When you consume foods done at high temperature (deep fried, broiled, grilled, baked at high temperature) tend to leave behind free radicals when the foods are processed. These free radicals function very much as carcinogens, which cause damage to healthy cells. When you finish with your workout, your muscles are actually similar to a battle field with a lot of damages left behind. Through exercise, free radicals are brought upon. Free radicals and their chain reaction are the pathway to cellular damages which are the pathway to cancer, aging, and many diseases. Antioxidants are part of the body self defense system that interact with the chain reactions initiated by free radicals.

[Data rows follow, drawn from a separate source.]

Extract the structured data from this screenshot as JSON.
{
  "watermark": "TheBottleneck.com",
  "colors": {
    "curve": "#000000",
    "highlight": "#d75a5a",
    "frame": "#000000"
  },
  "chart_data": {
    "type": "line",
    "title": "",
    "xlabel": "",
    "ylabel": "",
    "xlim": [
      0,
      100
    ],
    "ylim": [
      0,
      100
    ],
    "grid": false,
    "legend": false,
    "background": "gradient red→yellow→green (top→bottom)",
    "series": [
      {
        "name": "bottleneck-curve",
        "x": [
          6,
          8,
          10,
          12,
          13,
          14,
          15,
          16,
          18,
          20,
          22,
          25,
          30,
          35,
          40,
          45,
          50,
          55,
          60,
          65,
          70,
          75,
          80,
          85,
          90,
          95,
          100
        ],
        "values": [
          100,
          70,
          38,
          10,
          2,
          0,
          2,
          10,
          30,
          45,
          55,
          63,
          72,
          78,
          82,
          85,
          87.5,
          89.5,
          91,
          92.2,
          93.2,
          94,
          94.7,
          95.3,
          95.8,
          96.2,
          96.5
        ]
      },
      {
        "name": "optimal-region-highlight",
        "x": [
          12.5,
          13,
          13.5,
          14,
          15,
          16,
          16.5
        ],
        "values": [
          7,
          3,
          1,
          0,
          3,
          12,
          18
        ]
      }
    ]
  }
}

So, vitamin A is not an antioxidant, but the carotenoids which is one of the 2 forms of vitamin A in foods, act as antioxidant. Since carotenoids are abundant in plants (spinach, kale, carrot, sweet potato, etc…), it may be better to obtain both nutritional value of vitamin A and antioxidant while not wrecking your calories with vitamin A (retinoids) coming from animal sources. It’s no brainer that animal sources always have more calories and possibly less nutrient dense per weight compared to plant sources.
Carotenoids have many forms, too. However, beta-carotene seems to have highest antioxidant activities and also easier to be converted to retinoids. Carrot is probably the most popular source of beta-carotene. After all, carrots and beta-CAROTene have something in common, don’t they?
5/ Good food sources:
All fruits have certain amount of vitamin A in the form of carotenoids. Many vegetables also are rich sources of vitamin A, such as sweet potatoes, pumpkins, bok toy, spinach, beet greens, and of course carrots. Usually, if you consume a portion of 150 g of these vegetables and have no health issue preventing carotenoids to retinoids, you should be able to get all health benefits of vitamin A.
|Baked sweet potatoes, with skin on,||200g||1096 mcg|
|Cooked pumpkin||125 g||1007 mcg|
|Carrot juice||125mL||966 mcg|
|Cooked carrots||60 g||653 mcg|
|Raw carrots||120 g||1000 mcg|
|Beet greens, steamed||60 g||566 mcg|
|Cooked bok choy||30 g||190 mcg|
|Cooked turnip greens or collard greens||60 g||406-516 mcg|
|Romaine Lettuce||60 g||258 mcg|
|Red bell pepper||60 g||468-505 mcg|
|Cooked spinach||125 g||498 mcg|
|Note: It’s better to eat a variety of vegetables to get the most nutrients|
Vitamin A in the form of retinoids is abundant in certain animal sources. The best source is liver, followed by shrimp and egg yolk. However, I personally will not rely on liver, shrimp and egg yolk as my main source of vitamin A, primarily because they contain lots of cholesterol. Animal organs seem to find their way to many Asian cuisine, including Vietnamese cuisine. I admit I love organ meat, but I’ll just look at them as treats. I can’t recall when the last time I ate organ meat.
|Cooked pork liver||75 g||4054 mcg|
|Cooked chicken liver||75 g||3222 mcg|